Even af­ter his long, ar­du­ous trip to the ru­ral hospi­tal, and work­ing 12 hour shifts, six days straight, fol­lowed by a long jour­ney home, Dr. Sis­son said he ar­rived back home to the United States, and to his job at North Coun­try, re­freshed to take on any chal­lenge.

“I came back with a re­newed en­ergy,” he said. “I have a new ap­pre­ci­a­tion for how good we have it.” How­ever, he em­pha­sized that he, his wife, and the Lu­pos’ will not for­get about the peo­ple of Ethiopia. They plan to take an­other med­i­cal mis­sion to that coun­try in the fu­ture.

– Peacefully, at the Tril­lium Cen­tre in Kingston, On­tario, on March 13th, 2012 in her 98th year. Born May 2nd, 1914, in Brod­er­ick, Saskatchewan, to Fin­nish im­mi­grants John and Josephine Niemi. As a young woman, this ever-ven­ture­some child of the prairie came east first to work in Ot­tawa as a wartime draftsper­son and later to marry, raise a fam­ily, and teach.
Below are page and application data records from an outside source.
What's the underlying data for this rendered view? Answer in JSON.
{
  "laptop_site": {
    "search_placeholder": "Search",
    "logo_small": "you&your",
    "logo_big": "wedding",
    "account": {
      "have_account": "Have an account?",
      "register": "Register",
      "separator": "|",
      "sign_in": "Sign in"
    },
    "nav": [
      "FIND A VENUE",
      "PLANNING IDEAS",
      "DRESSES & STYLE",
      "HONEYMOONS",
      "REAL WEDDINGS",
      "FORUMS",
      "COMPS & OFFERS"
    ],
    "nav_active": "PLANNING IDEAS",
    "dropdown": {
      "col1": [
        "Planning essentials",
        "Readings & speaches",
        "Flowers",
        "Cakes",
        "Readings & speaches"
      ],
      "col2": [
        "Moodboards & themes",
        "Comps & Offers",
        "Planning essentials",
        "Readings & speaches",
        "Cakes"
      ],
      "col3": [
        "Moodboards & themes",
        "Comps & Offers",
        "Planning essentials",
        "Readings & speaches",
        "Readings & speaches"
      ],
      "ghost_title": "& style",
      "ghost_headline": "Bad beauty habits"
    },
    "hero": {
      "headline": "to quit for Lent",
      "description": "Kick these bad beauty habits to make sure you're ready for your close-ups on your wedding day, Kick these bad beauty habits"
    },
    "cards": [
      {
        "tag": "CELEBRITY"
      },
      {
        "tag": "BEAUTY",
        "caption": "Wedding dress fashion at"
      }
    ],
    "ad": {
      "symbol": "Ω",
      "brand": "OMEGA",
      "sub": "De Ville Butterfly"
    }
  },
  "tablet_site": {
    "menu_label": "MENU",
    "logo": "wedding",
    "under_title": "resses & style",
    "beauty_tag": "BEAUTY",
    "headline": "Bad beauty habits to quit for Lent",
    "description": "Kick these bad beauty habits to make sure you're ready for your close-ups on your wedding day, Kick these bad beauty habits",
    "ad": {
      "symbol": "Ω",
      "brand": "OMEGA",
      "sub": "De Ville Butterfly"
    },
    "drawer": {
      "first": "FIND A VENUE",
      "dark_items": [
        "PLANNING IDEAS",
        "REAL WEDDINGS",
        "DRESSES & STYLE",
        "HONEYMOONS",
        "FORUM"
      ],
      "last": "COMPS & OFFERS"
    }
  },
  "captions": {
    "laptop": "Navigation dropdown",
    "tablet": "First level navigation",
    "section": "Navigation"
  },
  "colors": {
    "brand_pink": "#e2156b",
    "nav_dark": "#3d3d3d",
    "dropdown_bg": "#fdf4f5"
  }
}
As a life­long be­liever in for­mal ed­u­ca­tion, Ellen taught mainly in the Fitch Bay and Three Vil­lages area of Que­bec’s East­ern Town­ships and later on the south shore of Mon­treal. In her re­tire­ment, she trav­elled ex­ten­sively around the world. Pre­de­ceased by hus­bands Henry Ash­ley Smith and E. Laird Wil­son. Also pre­de­ceased by sis­ters Linda and Si­iri, broth­ers Eino, Wal­ter, Wil­liam, Arvo, Neilo (Neil), Reino (Ray), Tauno (Don), Hugo and grand­daugh­ter Claire Ber­nadette. Lov­ing mother to Howard Smith (Karin Steiner), Rod­ney Smith (Sheila San­ders) and Nancy Niemi and to step­son John Wil­son. Missed by grand­chil­dren Lara, Daniel (Ophe­lia), Re­becca, Derek, Ge­orge, Bradley and by great-grand­sons Ryan and Kyle. Sin­cere thanks to the won­der­ful staff mem­bers at the Tril­lium Cen­tre for their at­ten­tive care. Cre­ma­tion to be fol­lowed by a later cer­e­mony at Ap­ple Grove Ceme­tery on the Cedarville Road, close to her beloved for­mer prop­erty on Lake Mem­phrem­a­gog near Beebe, Que­bec. Do­na­tions to the Alzheimer So­ci­ety or other health or­ga­ni­za­tion would be ap­pre­ci­ated.

from page 3

Newspapers in English

Newspapers from Canada

© PressReader. All rights reserved.